----- GIVEN ENTRIES

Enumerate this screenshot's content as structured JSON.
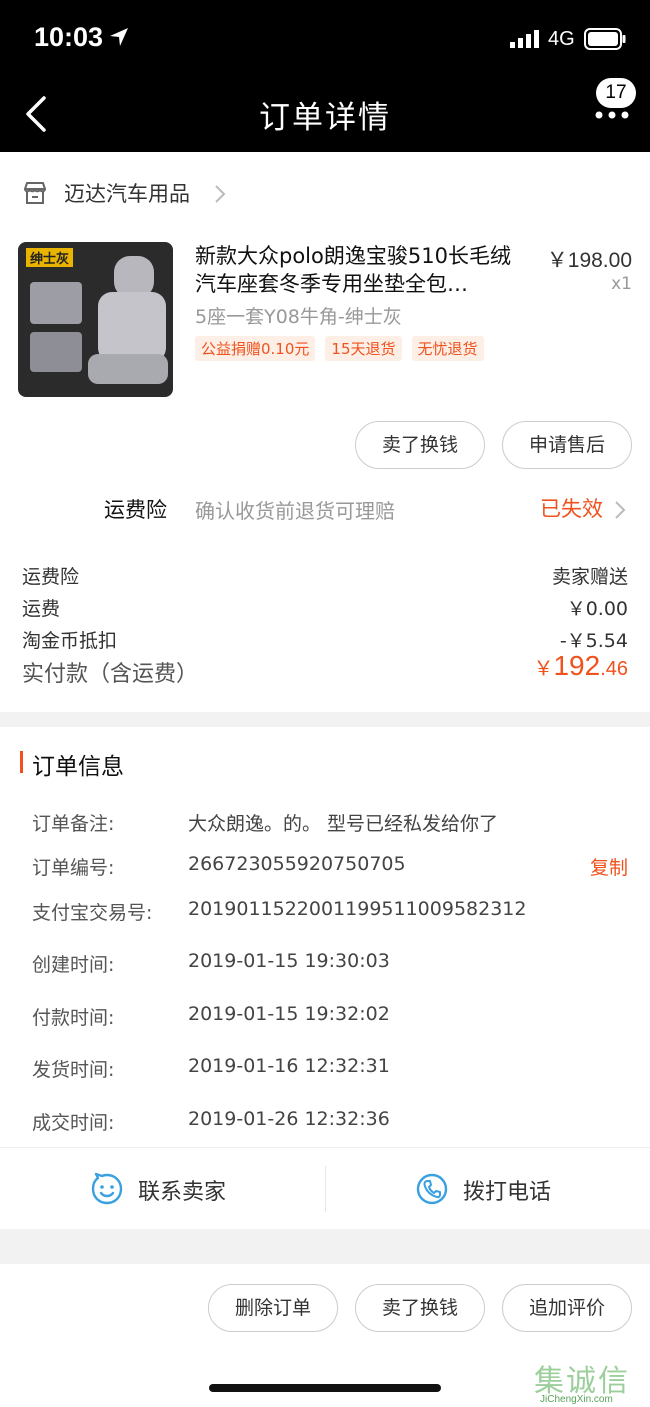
{
  "status_bar": {
    "time": "10:03",
    "network": "4G"
  },
  "nav": {
    "title": "订单详情",
    "badge": "17"
  },
  "store": {
    "name": "迈达汽车用品"
  },
  "product": {
    "image_label": "绅士灰",
    "title": "新款大众polo朗逸宝骏510长毛绒汽车座套冬季专用坐垫全包…",
    "price": "￥198.00",
    "quantity": "x1",
    "sku": "5座一套Y08牛角-绅士灰",
    "tags": [
      "公益捐赠0.10元",
      "15天退货",
      "无忧退货"
    ]
  },
  "item_actions": {
    "sell": "卖了换钱",
    "after_sale": "申请售后"
  },
  "insurance": {
    "label": "运费险",
    "desc": "确认收货前退货可理赔",
    "status": "已失效"
  },
  "fees": [
    {
      "label": "运费险",
      "value": "卖家赠送"
    },
    {
      "label": "运费",
      "value": "￥0.00"
    },
    {
      "label": "淘金币抵扣",
      "value": "-￥5.54"
    }
  ],
  "paid": {
    "label": "实付款（含运费）",
    "currency": "￥",
    "integer": "192",
    "decimal": ".46"
  },
  "order_info": {
    "title": "订单信息",
    "rows": [
      {
        "label": "订单备注:",
        "value": "大众朗逸。的。 型号已经私发给你了"
      },
      {
        "label": "订单编号:",
        "value": "266723055920750705",
        "action": "复制"
      },
      {
        "label": "支付宝交易号:",
        "value": "2019011522001199511009582312"
      },
      {
        "label": "创建时间:",
        "value": "2019-01-15 19:30:03"
      },
      {
        "label": "付款时间:",
        "value": "2019-01-15 19:32:02"
      },
      {
        "label": "发货时间:",
        "value": "2019-01-16 12:32:31"
      },
      {
        "label": "成交时间:",
        "value": "2019-01-26 12:32:36"
      }
    ]
  },
  "contact": {
    "seller": "联系卖家",
    "phone": "拨打电话"
  },
  "bottom_actions": {
    "delete": "删除订单",
    "sell": "卖了换钱",
    "review": "追加评价"
  },
  "watermark": {
    "text": "集诚信",
    "sub": "JiChengXin.com"
  },
  "colors": {
    "accent": "#f0521d",
    "icon_blue": "#3aa0e0",
    "tag_bg": "#fdeee6"
  }
}
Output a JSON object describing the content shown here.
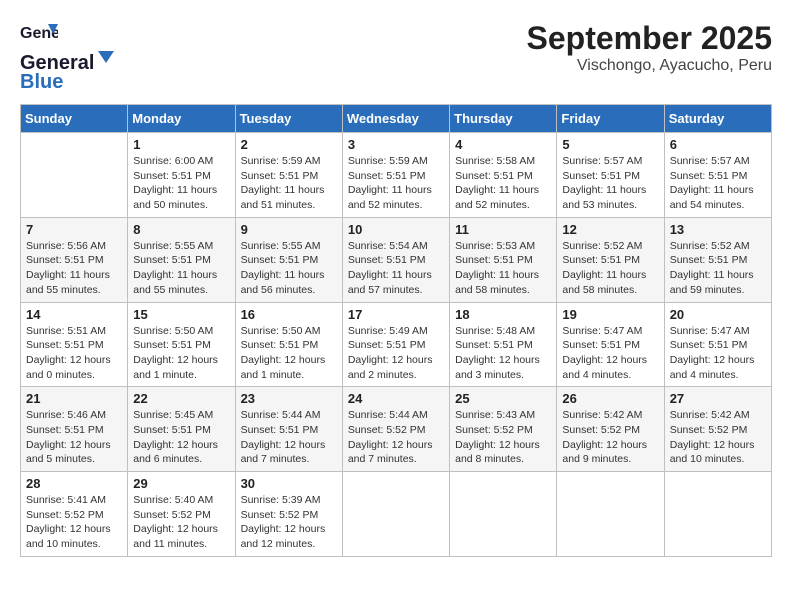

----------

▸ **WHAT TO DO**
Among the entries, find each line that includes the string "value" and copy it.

▸ **TASK RESPONSE**
      "value": "卖家赠送"
      "value": "￥0.00"
      "value": "-￥5.54"
        "value": "大众朗逸。的。 型号已经私发给你了"
        "value": "266723055920750705",
        "value": "2019011522001199511009582312"
        "value": "2019-01-15 19:30:03"
        "value": "2019-01-15 19:32:02"
        "value": "2019-01-16 12:32:31"
        "value": "2019-01-26 12:32:36"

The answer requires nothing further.